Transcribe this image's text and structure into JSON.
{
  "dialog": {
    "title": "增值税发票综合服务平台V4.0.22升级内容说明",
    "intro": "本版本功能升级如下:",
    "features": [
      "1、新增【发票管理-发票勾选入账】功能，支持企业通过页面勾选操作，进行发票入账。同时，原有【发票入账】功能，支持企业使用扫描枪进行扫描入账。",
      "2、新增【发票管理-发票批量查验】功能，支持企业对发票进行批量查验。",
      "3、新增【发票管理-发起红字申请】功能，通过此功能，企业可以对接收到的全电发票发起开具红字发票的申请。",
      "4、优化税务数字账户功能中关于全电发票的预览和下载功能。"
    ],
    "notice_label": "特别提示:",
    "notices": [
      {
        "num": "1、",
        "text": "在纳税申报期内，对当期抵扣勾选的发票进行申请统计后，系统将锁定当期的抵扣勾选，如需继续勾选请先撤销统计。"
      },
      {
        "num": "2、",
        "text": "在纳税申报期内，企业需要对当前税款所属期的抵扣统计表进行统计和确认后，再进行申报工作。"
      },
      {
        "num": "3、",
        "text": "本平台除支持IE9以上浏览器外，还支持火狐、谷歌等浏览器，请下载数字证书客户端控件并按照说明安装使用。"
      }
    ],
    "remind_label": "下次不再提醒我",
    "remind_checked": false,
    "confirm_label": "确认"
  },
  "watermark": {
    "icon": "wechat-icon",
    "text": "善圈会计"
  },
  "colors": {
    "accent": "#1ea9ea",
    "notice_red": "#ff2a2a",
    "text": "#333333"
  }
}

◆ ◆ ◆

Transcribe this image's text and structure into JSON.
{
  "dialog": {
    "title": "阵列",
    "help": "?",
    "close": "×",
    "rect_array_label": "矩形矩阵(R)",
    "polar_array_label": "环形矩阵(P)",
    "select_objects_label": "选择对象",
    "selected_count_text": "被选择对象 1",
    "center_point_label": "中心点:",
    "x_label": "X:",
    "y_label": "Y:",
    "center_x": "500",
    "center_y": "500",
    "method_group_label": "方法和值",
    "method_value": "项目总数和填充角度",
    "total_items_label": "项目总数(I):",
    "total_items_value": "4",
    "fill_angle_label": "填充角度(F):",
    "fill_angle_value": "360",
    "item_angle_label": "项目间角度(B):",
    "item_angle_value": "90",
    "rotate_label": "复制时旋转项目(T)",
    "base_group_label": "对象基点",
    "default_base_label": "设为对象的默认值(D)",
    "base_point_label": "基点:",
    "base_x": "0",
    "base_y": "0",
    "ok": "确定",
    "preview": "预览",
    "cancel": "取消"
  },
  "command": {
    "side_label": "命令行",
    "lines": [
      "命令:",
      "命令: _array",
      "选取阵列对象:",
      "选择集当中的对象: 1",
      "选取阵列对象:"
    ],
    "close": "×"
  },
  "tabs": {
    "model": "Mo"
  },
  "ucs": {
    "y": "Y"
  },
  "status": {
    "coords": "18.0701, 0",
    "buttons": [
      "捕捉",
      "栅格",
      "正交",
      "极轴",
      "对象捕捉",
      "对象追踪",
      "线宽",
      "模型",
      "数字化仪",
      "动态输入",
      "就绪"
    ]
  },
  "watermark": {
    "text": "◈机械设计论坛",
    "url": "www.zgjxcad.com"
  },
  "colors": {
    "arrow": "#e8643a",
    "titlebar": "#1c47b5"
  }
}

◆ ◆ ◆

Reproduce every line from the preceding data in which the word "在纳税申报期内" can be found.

        "text": "在纳税申报期内，对当期抵扣勾选的发票进行申请统计后，系统将锁定当期的抵扣勾选，如需继续勾选请先撤销统计。"
        "text": "在纳税申报期内，企业需要对当前税款所属期的抵扣统计表进行统计和确认后，再进行申报工作。"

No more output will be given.